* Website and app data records
---

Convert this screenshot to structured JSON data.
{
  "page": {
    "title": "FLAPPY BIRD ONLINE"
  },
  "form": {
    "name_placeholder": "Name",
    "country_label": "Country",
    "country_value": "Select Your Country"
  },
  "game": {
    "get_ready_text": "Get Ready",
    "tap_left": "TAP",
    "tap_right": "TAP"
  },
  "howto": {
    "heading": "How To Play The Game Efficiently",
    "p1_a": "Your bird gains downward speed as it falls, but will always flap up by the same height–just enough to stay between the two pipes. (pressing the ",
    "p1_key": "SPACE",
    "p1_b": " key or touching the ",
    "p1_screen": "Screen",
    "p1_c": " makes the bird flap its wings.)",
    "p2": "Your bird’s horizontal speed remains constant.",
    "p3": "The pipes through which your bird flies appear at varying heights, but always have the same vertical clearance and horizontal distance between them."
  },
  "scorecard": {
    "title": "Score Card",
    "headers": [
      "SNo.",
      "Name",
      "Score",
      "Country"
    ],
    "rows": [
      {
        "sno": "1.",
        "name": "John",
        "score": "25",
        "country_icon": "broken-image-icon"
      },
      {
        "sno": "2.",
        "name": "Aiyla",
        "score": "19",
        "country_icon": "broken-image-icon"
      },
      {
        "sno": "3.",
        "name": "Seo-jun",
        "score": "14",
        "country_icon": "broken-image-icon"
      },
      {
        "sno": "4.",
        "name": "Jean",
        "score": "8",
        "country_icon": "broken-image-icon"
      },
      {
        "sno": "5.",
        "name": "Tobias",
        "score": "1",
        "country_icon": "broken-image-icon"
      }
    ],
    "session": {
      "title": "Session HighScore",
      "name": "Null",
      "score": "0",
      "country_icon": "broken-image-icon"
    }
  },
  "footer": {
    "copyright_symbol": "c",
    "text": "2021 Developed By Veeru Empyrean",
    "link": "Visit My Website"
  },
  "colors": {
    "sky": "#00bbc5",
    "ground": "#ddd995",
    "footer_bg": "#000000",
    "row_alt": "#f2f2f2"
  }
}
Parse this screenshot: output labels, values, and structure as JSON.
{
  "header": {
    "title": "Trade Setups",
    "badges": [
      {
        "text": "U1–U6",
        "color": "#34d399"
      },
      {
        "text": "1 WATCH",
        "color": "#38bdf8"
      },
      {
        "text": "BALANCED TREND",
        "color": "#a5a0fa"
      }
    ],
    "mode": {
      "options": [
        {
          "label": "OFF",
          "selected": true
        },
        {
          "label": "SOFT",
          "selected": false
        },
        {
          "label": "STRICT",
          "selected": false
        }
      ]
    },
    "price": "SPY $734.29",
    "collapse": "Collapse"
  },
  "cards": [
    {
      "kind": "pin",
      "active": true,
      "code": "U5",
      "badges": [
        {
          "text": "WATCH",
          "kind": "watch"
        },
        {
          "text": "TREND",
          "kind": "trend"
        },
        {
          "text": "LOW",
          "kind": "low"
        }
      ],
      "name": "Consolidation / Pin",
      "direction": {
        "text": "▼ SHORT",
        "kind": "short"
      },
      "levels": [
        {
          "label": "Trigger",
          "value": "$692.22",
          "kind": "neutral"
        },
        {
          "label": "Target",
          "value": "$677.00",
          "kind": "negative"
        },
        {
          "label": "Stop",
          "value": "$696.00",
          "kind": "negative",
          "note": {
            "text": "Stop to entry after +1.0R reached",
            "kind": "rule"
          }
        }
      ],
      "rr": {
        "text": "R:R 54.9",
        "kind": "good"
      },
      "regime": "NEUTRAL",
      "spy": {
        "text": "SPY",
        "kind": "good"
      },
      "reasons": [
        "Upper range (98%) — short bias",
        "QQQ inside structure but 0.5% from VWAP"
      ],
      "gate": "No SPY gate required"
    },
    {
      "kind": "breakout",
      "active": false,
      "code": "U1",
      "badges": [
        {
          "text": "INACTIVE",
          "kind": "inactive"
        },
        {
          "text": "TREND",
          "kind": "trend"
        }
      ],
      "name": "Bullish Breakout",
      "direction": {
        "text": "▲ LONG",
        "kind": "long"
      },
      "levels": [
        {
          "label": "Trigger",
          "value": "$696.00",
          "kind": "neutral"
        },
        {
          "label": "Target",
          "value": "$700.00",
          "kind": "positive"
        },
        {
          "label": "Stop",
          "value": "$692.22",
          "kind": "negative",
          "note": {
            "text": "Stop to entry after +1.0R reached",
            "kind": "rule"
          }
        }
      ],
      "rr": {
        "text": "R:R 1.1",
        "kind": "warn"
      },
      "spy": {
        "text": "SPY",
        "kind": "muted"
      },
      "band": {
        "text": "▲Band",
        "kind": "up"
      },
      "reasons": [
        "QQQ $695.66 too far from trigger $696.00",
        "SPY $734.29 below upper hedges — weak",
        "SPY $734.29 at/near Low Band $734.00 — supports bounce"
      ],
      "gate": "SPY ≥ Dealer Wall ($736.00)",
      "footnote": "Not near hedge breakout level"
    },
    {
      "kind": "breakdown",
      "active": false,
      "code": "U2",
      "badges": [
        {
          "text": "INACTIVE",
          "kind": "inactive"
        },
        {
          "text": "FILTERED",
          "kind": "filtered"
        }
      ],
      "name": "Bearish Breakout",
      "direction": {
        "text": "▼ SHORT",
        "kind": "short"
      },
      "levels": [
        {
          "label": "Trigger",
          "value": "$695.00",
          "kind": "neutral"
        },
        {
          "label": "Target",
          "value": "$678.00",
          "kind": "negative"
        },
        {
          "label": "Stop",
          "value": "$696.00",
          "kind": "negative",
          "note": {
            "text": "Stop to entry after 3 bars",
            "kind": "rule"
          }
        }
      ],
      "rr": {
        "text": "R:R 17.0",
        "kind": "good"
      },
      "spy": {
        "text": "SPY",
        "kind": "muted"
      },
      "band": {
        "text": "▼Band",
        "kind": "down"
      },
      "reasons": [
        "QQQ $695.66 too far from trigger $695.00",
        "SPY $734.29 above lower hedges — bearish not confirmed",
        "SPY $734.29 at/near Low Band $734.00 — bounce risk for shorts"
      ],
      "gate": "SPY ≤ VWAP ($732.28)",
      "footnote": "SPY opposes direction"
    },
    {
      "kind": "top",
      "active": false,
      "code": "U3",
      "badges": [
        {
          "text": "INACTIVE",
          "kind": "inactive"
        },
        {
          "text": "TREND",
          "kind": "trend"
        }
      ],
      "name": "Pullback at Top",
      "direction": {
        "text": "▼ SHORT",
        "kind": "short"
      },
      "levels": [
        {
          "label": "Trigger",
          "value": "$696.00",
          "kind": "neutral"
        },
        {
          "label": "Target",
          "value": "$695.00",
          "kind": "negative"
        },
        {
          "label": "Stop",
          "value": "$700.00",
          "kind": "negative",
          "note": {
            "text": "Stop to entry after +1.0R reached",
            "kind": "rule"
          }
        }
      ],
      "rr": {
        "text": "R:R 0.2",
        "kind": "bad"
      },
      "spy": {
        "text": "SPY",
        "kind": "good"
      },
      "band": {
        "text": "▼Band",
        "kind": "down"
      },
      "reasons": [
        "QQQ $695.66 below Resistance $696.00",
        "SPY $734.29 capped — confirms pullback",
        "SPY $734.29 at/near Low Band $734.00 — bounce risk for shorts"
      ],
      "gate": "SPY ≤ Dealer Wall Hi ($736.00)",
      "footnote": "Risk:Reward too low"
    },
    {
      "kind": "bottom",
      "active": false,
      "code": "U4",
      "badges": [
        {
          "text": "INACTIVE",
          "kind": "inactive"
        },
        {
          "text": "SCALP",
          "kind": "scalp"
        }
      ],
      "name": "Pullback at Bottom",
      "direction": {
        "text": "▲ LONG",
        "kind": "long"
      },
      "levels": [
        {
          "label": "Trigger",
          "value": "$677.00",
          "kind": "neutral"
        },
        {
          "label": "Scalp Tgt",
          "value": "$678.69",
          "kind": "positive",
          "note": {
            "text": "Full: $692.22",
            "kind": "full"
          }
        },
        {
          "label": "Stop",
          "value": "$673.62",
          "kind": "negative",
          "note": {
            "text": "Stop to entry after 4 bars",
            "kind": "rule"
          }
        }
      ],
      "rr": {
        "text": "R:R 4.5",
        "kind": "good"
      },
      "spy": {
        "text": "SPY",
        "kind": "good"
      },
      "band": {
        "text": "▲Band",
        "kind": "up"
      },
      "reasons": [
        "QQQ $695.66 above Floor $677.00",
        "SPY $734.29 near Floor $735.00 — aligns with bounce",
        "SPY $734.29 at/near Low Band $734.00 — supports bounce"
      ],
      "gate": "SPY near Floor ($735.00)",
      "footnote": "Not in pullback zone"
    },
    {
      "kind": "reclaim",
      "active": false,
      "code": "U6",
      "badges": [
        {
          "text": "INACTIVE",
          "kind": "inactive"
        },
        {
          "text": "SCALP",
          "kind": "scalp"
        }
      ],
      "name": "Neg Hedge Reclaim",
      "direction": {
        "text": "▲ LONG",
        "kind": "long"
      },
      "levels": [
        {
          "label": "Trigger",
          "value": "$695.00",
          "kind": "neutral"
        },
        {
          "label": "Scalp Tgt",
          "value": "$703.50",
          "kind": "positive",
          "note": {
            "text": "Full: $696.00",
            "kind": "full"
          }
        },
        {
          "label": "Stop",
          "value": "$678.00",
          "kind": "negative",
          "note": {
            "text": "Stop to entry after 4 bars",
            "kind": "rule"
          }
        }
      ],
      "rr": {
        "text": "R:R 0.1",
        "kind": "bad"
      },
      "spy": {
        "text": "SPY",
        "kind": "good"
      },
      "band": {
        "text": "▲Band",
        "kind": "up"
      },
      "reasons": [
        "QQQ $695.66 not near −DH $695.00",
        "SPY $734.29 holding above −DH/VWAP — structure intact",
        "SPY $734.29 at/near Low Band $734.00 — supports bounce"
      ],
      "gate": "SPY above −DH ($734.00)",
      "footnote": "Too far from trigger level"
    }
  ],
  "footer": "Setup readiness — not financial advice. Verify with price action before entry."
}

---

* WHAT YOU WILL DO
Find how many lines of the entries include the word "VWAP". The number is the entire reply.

* RESPONSE FOR THIS EXERCISE
3